However, by the end of hour one, the novelty of katana-ing the same couple of predictable enemy types over and over again was beginning to wear off. I was itching for new foes and kill kit, and some combat-free challenges. I was yearning for more RPGing and better battle odds.
I probably should have restarted at a lower difficulty at that point. However, bloody-mindedness and pride (I’ve never played an FPS on a difficulty setting lower than ‘medium’ and don’t intend to start now!) caused me to press on. Two hours and numerous quickloads later, I was a bit better armed and had encountered some slightly more engaging opponents, but feelings of weariness and disorientation were growing and beginning to sap my resolve.
Forcing players to use a single melee weapon for so long wouldn’t be a problem if said weapon was a hoot to use. On paper, the katana with its secondary abilities to deflect gunfire and perform lethal close-quarters ‘powerkills’, sounds great. In practise, improbable range, repetitive kill animations, crude enemy AI, and the blade’s lack of physicality, meant – for me at least – swordplay quickly lost its shine.
Because the level designer seems fond of big arena-like spaces and the first two weapons dished out are that samurai slicer and a pistol that fires a rather sluggish plasma bolt, I spent most of yesterday evening waiting behind pillars for approaching enemies, firing ineffectually at distant sprites, or desperately dashing between knots of hostiles. At times, the combination of level design, enemy placement, and weapon abilities, made for entertaining mayhem. Often, sadly, the only thing it produced was frustration.
Right now I’m not sure whether Beyond Sunset’s fab cyberpunk ambience and dashes of dark humour (see above) are adequate compensation for its slightly dull foes and aggravating aggro.

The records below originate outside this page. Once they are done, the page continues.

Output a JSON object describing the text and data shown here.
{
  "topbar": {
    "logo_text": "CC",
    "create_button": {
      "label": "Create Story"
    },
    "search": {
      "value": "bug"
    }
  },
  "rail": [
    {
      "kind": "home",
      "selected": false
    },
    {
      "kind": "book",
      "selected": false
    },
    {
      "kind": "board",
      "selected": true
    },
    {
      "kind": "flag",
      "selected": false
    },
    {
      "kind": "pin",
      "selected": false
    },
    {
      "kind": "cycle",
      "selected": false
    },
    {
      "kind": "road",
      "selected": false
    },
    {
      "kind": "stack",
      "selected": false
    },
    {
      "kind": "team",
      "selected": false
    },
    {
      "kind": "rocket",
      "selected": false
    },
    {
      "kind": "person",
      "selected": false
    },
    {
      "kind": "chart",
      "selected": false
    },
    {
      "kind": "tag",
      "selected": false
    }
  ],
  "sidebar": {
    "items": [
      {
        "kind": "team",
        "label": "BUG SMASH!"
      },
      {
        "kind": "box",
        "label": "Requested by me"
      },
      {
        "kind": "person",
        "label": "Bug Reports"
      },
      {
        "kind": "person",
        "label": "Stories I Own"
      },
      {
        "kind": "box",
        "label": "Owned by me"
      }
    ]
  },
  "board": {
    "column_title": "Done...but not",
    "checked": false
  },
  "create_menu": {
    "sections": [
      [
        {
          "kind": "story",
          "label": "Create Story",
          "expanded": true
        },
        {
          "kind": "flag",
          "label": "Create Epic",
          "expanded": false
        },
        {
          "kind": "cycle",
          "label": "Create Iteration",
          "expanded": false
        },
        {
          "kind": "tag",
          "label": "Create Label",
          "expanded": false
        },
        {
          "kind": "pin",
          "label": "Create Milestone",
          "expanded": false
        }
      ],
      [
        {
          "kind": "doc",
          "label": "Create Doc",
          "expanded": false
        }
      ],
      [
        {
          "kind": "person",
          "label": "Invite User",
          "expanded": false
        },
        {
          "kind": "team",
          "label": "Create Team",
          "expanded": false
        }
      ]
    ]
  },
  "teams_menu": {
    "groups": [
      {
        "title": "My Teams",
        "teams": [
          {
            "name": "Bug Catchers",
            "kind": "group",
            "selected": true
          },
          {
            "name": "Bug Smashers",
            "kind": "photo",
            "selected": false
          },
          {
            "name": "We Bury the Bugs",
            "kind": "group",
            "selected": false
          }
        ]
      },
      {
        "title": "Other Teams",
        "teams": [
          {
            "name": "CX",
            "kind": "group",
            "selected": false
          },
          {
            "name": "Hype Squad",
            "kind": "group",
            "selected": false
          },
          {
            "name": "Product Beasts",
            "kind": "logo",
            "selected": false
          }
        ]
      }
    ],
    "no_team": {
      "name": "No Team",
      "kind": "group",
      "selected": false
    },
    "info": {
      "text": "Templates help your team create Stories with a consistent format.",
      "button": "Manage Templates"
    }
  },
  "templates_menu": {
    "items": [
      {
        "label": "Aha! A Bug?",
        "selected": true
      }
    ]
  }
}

HROT, Strafe, Dusk, Zortch, Supplice, Disdain, Incision… there are so many good replay-ripe retro shooters in my Steam library, it seems perverse to persevere with this one.